I made Halloween brownie bites in a mini muffin tray at home (using a low cal version of a box mix, with applesauce instead of oil), but YOUR trailer or RV certainly has an oven and you’ll want this rubbery cookware for your galley.
Jackson Center, Ohio: population 1365—where Wally Byam found the vacant paper factory in 1952 that would house his Airstream production center. Today, workers in JC continue to crank out the aluminum beauties at the only plant that builds new Airstreams and delivers them by flatbed to dealers across the country.
‘Streamers, plan a pilgrimage to the factory at your earliest convenience. (New buyer tip: order from a dealer, obtain the production number of your unit, and scurry to Jackson Center where you’re welcome to watch [and photograph] your very own Airstream being built step by step on the line during its nine day assembly process.)
Laura and Kevin, the Oregon couple I interviewed for Airstream Life (“The Technomads”, Winter, 2010), own a stomp-gorgeous 2010 27′ International. I dropped by to spend a splendid morning where they were glamped at Champoeg State Park only thirty miles from Portland, where the couple enjoys taking their writing work while they take in the view. (Sometimes they tow over to the coast, for a different scene from their picture window.)
Both hightech creatives, they’ve upgunned their rig with sleek silver and chocolate upholstery, and the tastiest of household conveniences (down to the ingenious key holder by the door, magnetic spice jars, and wine rack under the bed).
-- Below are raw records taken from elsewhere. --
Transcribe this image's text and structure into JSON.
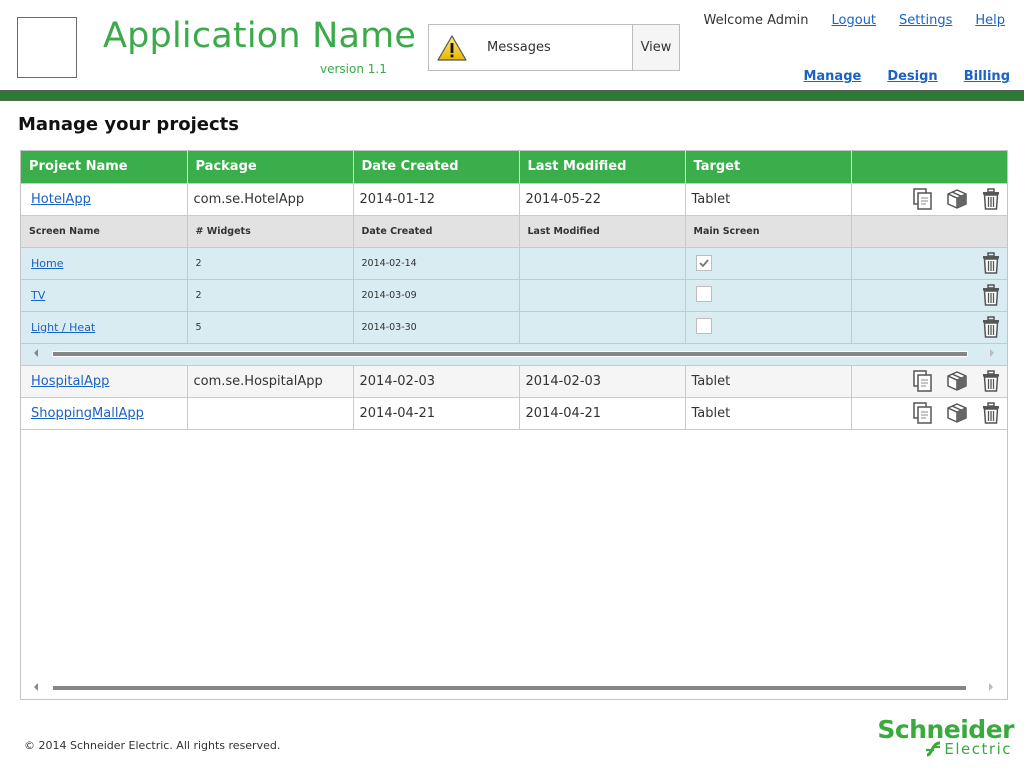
{
  "header": {
    "app_name": "Application Name",
    "version": "version 1.1",
    "messages": {
      "label": "Messages",
      "view_label": "View",
      "icon": "warning-icon"
    },
    "welcome": "Welcome Admin",
    "user_links": [
      "Logout",
      "Settings",
      "Help"
    ],
    "nav": [
      "Manage",
      "Design",
      "Billing"
    ]
  },
  "page": {
    "title": "Manage your projects"
  },
  "projects_table": {
    "columns": [
      "Project Name",
      "Package",
      "Date Created",
      "Last Modified",
      "Target",
      ""
    ],
    "row_actions": [
      "copy-icon",
      "package-icon",
      "trash-icon"
    ],
    "rows": [
      {
        "name": "HotelApp",
        "package": "com.se.HotelApp",
        "date_created": "2014-01-12",
        "last_modified": "2014-05-22",
        "target": "Tablet",
        "expanded": true,
        "screens": {
          "columns": [
            "Screen Name",
            "# Widgets",
            "Date Created",
            "Last Modified",
            "Main Screen",
            ""
          ],
          "rows": [
            {
              "name": "Home",
              "widgets": "2",
              "date_created": "2014-02-14",
              "last_modified": "",
              "main_screen": true
            },
            {
              "name": "TV",
              "widgets": "2",
              "date_created": "2014-03-09",
              "last_modified": "",
              "main_screen": false
            },
            {
              "name": "Light / Heat",
              "widgets": "5",
              "date_created": "2014-03-30",
              "last_modified": "",
              "main_screen": false
            }
          ]
        }
      },
      {
        "name": "HospitalApp",
        "package": "com.se.HospitalApp",
        "date_created": "2014-02-03",
        "last_modified": "2014-02-03",
        "target": "Tablet"
      },
      {
        "name": "ShoppingMallApp",
        "package": "",
        "date_created": "2014-04-21",
        "last_modified": "2014-04-21",
        "target": "Tablet"
      }
    ]
  },
  "footer": {
    "copyright": "© 2014 Schneider Electric. All rights reserved.",
    "brand_top": "Schneider",
    "brand_bottom": "Electric"
  },
  "colors": {
    "brand_green": "#3aaa4a",
    "header_bar": "#2b7a31",
    "table_header": "#3aae4b",
    "sub_row": "#d8ecf1",
    "link": "#1a62c4"
  }
}
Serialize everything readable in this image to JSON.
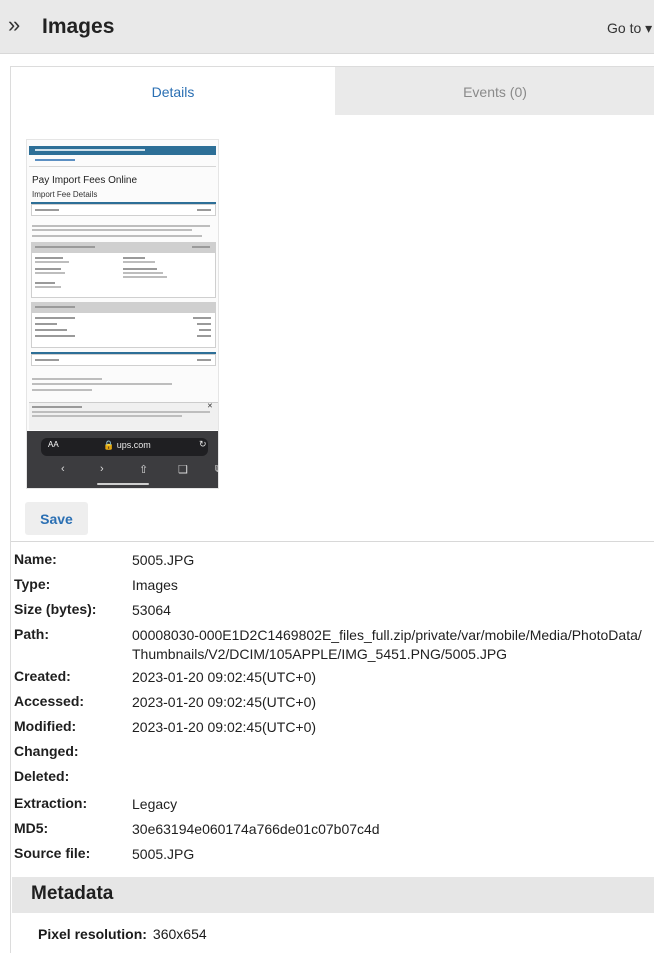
{
  "header": {
    "expand_icon": "»",
    "title": "Images",
    "goto_label": "Go to"
  },
  "tabs": {
    "details": "Details",
    "events": "Events (0)"
  },
  "thumbnail": {
    "heading": "Pay Import Fees Online",
    "subheading": "Import Fee Details",
    "browser_text_size": "AA",
    "browser_url": "ups.com",
    "reload_icon": "refresh-icon"
  },
  "save_label": "Save",
  "details": [
    {
      "label": "Name:",
      "value": "5005.JPG"
    },
    {
      "label": "Type:",
      "value": "Images"
    },
    {
      "label": "Size (bytes):",
      "value": "53064"
    },
    {
      "label": "Path:",
      "value": "00008030-000E1D2C1469802E_files_full.zip/private/var/mobile/Media/PhotoData/Thumbnails/V2/DCIM/105APPLE/IMG_5451.PNG/5005.JPG"
    },
    {
      "label": "Created:",
      "value": "2023-01-20 09:02:45(UTC+0)"
    },
    {
      "label": "Accessed:",
      "value": "2023-01-20 09:02:45(UTC+0)"
    },
    {
      "label": "Modified:",
      "value": "2023-01-20 09:02:45(UTC+0)"
    },
    {
      "label": "Changed:",
      "value": ""
    },
    {
      "label": "Deleted:",
      "value": ""
    },
    {
      "label": "Extraction:",
      "value": "Legacy"
    },
    {
      "label": "MD5:",
      "value": "30e63194e060174a766de01c07b07c4d"
    },
    {
      "label": "Source file:",
      "value": "5005.JPG"
    }
  ],
  "metadata": {
    "title": "Metadata",
    "pixel_resolution_label": "Pixel resolution:",
    "pixel_resolution_value": "360x654"
  }
}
It doesn’t fold but for Christmas I received the MyPressi TWIST Easy Elegant espresso maker, which claimed to change how and where I will enjoy my delicious espresso and espresso-based beverages, as it is “perfect for home and office”. Somehow they overlooked its most obvious application: for use in the Airstream.
Producing “perfect crema every time”—I suspect that’s the beige foam at the top of the coffee—the unit uses pressurized cartridges (the ones that make carbonated water from a seltzer bottle) in lieu of external power, and dispenses single or double shot extractions. A separate “frother” turns hot milk into a fake-steamed latte lather.
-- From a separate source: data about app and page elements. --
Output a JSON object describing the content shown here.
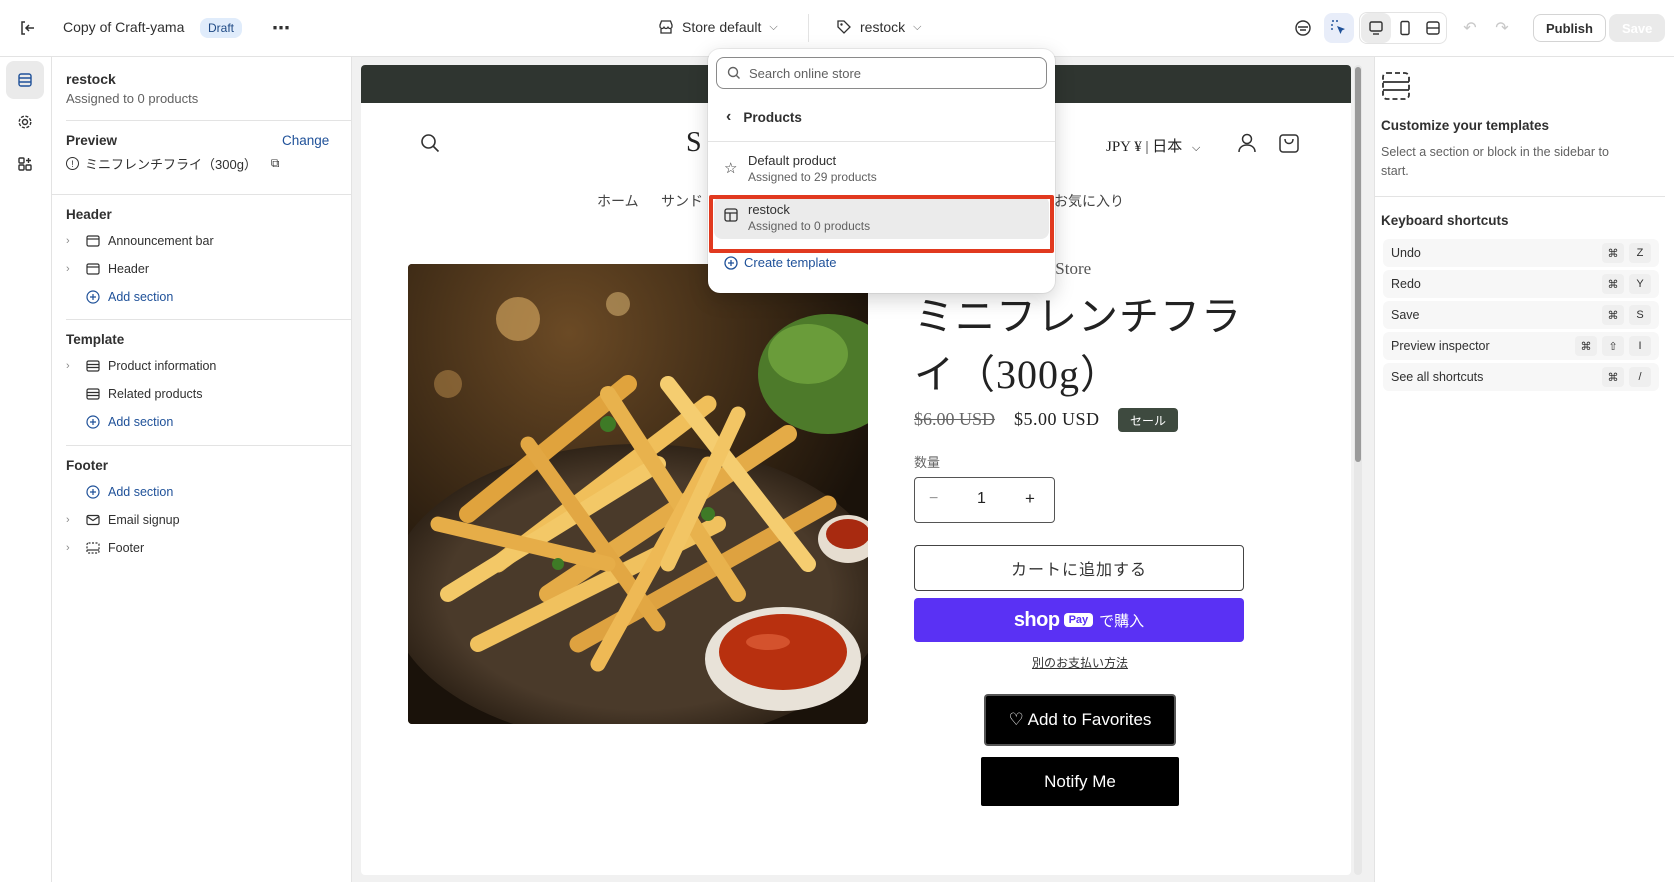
{
  "topbar": {
    "doc_title": "Copy of Craft-yama",
    "status_badge": "Draft",
    "theme_selector": "Store default",
    "template_selector": "restock",
    "publish_label": "Publish",
    "save_label": "Save"
  },
  "sidebar": {
    "template_name": "restock",
    "template_sub": "Assigned to 0 products",
    "preview_label": "Preview",
    "change_label": "Change",
    "preview_product": "ミニフレンチフライ（300g）",
    "header_group": {
      "title": "Header",
      "items": [
        "Announcement bar",
        "Header"
      ],
      "add_section": "Add section"
    },
    "template_group": {
      "title": "Template",
      "items": [
        "Product information",
        "Related products"
      ],
      "add_section": "Add section"
    },
    "footer_group": {
      "title": "Footer",
      "add_section": "Add section",
      "items": [
        "Email signup",
        "Footer"
      ]
    }
  },
  "store": {
    "logo_partial": "S",
    "currency": "JPY ¥ | 日本",
    "nav": [
      "ホーム",
      "サンド",
      "お気に入り"
    ],
    "vendor_partial": "ndwich Store",
    "product_title": "ミニフレンチフラ\nイ（300g）",
    "price_old": "$6.00 USD",
    "price_new": "$5.00 USD",
    "sale_badge": "セール",
    "qty_label": "数量",
    "qty_value": "1",
    "add_to_cart": "カートに追加する",
    "shop_pay": "shop",
    "shop_pay_pill": "Pay",
    "shop_pay_buy": "で購入",
    "other_payment": "別のお支払い方法",
    "favorites": "♡ Add to Favorites",
    "notify": "Notify Me"
  },
  "dropdown": {
    "search_placeholder": "Search online store",
    "back_label": "Products",
    "items": [
      {
        "title": "Default product",
        "sub": "Assigned to 29 products"
      },
      {
        "title": "restock",
        "sub": "Assigned to 0 products"
      }
    ],
    "create_label": "Create template"
  },
  "rightpanel": {
    "title": "Customize your templates",
    "desc": "Select a section or block in the sidebar to start.",
    "shortcuts_title": "Keyboard shortcuts",
    "shortcuts": [
      {
        "label": "Undo",
        "keys": [
          "⌘",
          "Z"
        ]
      },
      {
        "label": "Redo",
        "keys": [
          "⌘",
          "Y"
        ]
      },
      {
        "label": "Save",
        "keys": [
          "⌘",
          "S"
        ]
      },
      {
        "label": "Preview inspector",
        "keys": [
          "⌘",
          "⇧",
          "I"
        ]
      },
      {
        "label": "See all shortcuts",
        "keys": [
          "⌘",
          "/"
        ]
      }
    ]
  },
  "colors": {
    "accent_highlight": "#e1391f",
    "shop_pay": "#5a31f4",
    "announcement_bar": "#2f3530",
    "link": "#1f5199"
  }
}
Dinnertime in western Oregon and Washington while camping with the DWR means huddling inside, out of the wretched weather, preparing meager, unobtrusive meals in the tiny galley, and smelling wet dogs drying by the floor heater. Roll east of the Cascades though, where skies are clear, and the great outdoors becomes your dining room. Time to barbeque.
Storage within the trailer remains on a miniature scale, so we ‘stream with the HotSpot Notebook Portable Charcoal Grill.
“We can turn around and go to the state campground. It’s only a mile back,” I said to Ralph when we entered the compound at Lacey Washington. We expected to see dozens of RVs, flags flying, vendor booths, children running. Before us lay a deserted sea of blacktop, dotted with a few aged Airstreams, and ringed by single-level homes, each with a huge Airstream parked in a carport.
This was the “2007 Washington Unit National Potlatch and Salmon Rally” as advertised in the Blue Beret, the official publication of the Wally Byam Caravan Club which will mysteriously arrive in your mailbox shortly after you buy an Airstream from a dealer.